What is required:
Read the data that follows. Then repeat it exactly.

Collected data
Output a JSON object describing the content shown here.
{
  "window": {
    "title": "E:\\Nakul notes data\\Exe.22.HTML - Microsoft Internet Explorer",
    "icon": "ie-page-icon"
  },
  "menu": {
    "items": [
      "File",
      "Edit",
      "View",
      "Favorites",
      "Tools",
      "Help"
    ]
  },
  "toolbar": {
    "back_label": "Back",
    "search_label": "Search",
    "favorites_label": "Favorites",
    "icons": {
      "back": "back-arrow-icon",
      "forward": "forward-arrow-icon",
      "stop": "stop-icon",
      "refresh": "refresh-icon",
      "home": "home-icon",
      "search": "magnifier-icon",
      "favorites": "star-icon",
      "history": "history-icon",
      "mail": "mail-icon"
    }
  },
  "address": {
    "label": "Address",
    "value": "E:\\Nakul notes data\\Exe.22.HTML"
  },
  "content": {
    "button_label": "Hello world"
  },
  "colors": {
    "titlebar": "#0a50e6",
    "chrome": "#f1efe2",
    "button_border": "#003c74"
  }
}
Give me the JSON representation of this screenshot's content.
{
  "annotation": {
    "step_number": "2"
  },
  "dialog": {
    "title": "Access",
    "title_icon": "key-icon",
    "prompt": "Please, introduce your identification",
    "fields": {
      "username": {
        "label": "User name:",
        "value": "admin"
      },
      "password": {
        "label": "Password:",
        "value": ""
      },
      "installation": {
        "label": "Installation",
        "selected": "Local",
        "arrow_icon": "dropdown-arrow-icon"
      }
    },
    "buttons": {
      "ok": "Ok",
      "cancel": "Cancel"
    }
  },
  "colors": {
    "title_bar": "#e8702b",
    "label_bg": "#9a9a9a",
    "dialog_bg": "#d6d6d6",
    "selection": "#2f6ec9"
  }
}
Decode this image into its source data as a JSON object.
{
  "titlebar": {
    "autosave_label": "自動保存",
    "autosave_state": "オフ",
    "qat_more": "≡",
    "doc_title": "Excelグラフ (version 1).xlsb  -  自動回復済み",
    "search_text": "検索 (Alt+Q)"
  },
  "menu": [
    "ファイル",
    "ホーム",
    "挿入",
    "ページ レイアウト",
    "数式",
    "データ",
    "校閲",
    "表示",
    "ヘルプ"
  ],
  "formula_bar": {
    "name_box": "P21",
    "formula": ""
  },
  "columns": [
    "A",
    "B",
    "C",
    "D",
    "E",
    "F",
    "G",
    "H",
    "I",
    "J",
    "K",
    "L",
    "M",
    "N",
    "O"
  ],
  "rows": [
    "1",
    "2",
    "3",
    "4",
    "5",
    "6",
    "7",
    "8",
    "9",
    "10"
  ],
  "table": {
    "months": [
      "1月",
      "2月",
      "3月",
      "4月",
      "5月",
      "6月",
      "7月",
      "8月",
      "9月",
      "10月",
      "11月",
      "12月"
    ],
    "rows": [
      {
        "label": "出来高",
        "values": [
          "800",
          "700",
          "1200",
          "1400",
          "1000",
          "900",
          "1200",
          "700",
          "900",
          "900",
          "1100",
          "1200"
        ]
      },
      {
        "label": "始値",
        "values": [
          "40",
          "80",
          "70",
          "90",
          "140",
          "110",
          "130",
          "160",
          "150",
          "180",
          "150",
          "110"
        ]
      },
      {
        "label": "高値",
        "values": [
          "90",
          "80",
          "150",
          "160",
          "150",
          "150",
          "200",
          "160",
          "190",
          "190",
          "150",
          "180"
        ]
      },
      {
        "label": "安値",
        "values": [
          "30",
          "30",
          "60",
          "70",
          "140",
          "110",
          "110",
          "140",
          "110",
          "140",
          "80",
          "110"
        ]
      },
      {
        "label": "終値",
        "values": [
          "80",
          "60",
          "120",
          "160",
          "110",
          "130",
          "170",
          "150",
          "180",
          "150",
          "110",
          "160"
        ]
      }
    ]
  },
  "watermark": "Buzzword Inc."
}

Answer to this problem:
Output a JSON object describing the content shown here.
{
  "window": {
    "title": "E:\\Nakul notes data\\Exe.22.HTML - Microsoft Internet Explorer",
    "icon": "ie-page-icon"
  },
  "menu": {
    "items": [
      "File",
      "Edit",
      "View",
      "Favorites",
      "Tools",
      "Help"
    ]
  },
  "toolbar": {
    "back_label": "Back",
    "search_label": "Search",
    "favorites_label": "Favorites",
    "icons": {
      "back": "back-arrow-icon",
      "forward": "forward-arrow-icon",
      "stop": "stop-icon",
      "refresh": "refresh-icon",
      "home": "home-icon",
      "search": "magnifier-icon",
      "favorites": "star-icon",
      "history": "history-icon",
      "mail": "mail-icon"
    }
  },
  "address": {
    "label": "Address",
    "value": "E:\\Nakul notes data\\Exe.22.HTML"
  },
  "content": {
    "button_label": "Hello world"
  },
  "colors": {
    "titlebar": "#0a50e6",
    "chrome": "#f1efe2",
    "button_border": "#003c74"
  }
}
Give me the JSON representation of this screenshot's content.
{
  "annotation": {
    "step_number": "2"
  },
  "dialog": {
    "title": "Access",
    "title_icon": "key-icon",
    "prompt": "Please, introduce your identification",
    "fields": {
      "username": {
        "label": "User name:",
        "value": "admin"
      },
      "password": {
        "label": "Password:",
        "value": ""
      },
      "installation": {
        "label": "Installation",
        "selected": "Local",
        "arrow_icon": "dropdown-arrow-icon"
      }
    },
    "buttons": {
      "ok": "Ok",
      "cancel": "Cancel"
    }
  },
  "colors": {
    "title_bar": "#e8702b",
    "label_bg": "#9a9a9a",
    "dialog_bg": "#d6d6d6",
    "selection": "#2f6ec9"
  }
}
Decode this image into its source data as a JSON object.
{
  "titlebar": {
    "autosave_label": "自動保存",
    "autosave_state": "オフ",
    "qat_more": "≡",
    "doc_title": "Excelグラフ (version 1).xlsb  -  自動回復済み",
    "search_text": "検索 (Alt+Q)"
  },
  "menu": [
    "ファイル",
    "ホーム",
    "挿入",
    "ページ レイアウト",
    "数式",
    "データ",
    "校閲",
    "表示",
    "ヘルプ"
  ],
  "formula_bar": {
    "name_box": "P21",
    "formula": ""
  },
  "columns": [
    "A",
    "B",
    "C",
    "D",
    "E",
    "F",
    "G",
    "H",
    "I",
    "J",
    "K",
    "L",
    "M",
    "N",
    "O"
  ],
  "rows": [
    "1",
    "2",
    "3",
    "4",
    "5",
    "6",
    "7",
    "8",
    "9",
    "10"
  ],
  "table": {
    "months": [
      "1月",
      "2月",
      "3月",
      "4月",
      "5月",
      "6月",
      "7月",
      "8月",
      "9月",
      "10月",
      "11月",
      "12月"
    ],
    "rows": [
      {
        "label": "出来高",
        "values": [
          "800",
          "700",
          "1200",
          "1400",
          "1000",
          "900",
          "1200",
          "700",
          "900",
          "900",
          "1100",
          "1200"
        ]
      },
      {
        "label": "始値",
        "values": [
          "40",
          "80",
          "70",
          "90",
          "140",
          "110",
          "130",
          "160",
          "150",
          "180",
          "150",
          "110"
        ]
      },
      {
        "label": "高値",
        "values": [
          "90",
          "80",
          "150",
          "160",
          "150",
          "150",
          "200",
          "160",
          "190",
          "190",
          "150",
          "180"
        ]
      },
      {
        "label": "安値",
        "values": [
          "30",
          "30",
          "60",
          "70",
          "140",
          "110",
          "110",
          "140",
          "110",
          "140",
          "80",
          "110"
        ]
      },
      {
        "label": "終値",
        "values": [
          "80",
          "60",
          "120",
          "160",
          "110",
          "130",
          "170",
          "150",
          "180",
          "150",
          "110",
          "160"
        ]
      }
    ]
  },
  "watermark": "Buzzword Inc."
}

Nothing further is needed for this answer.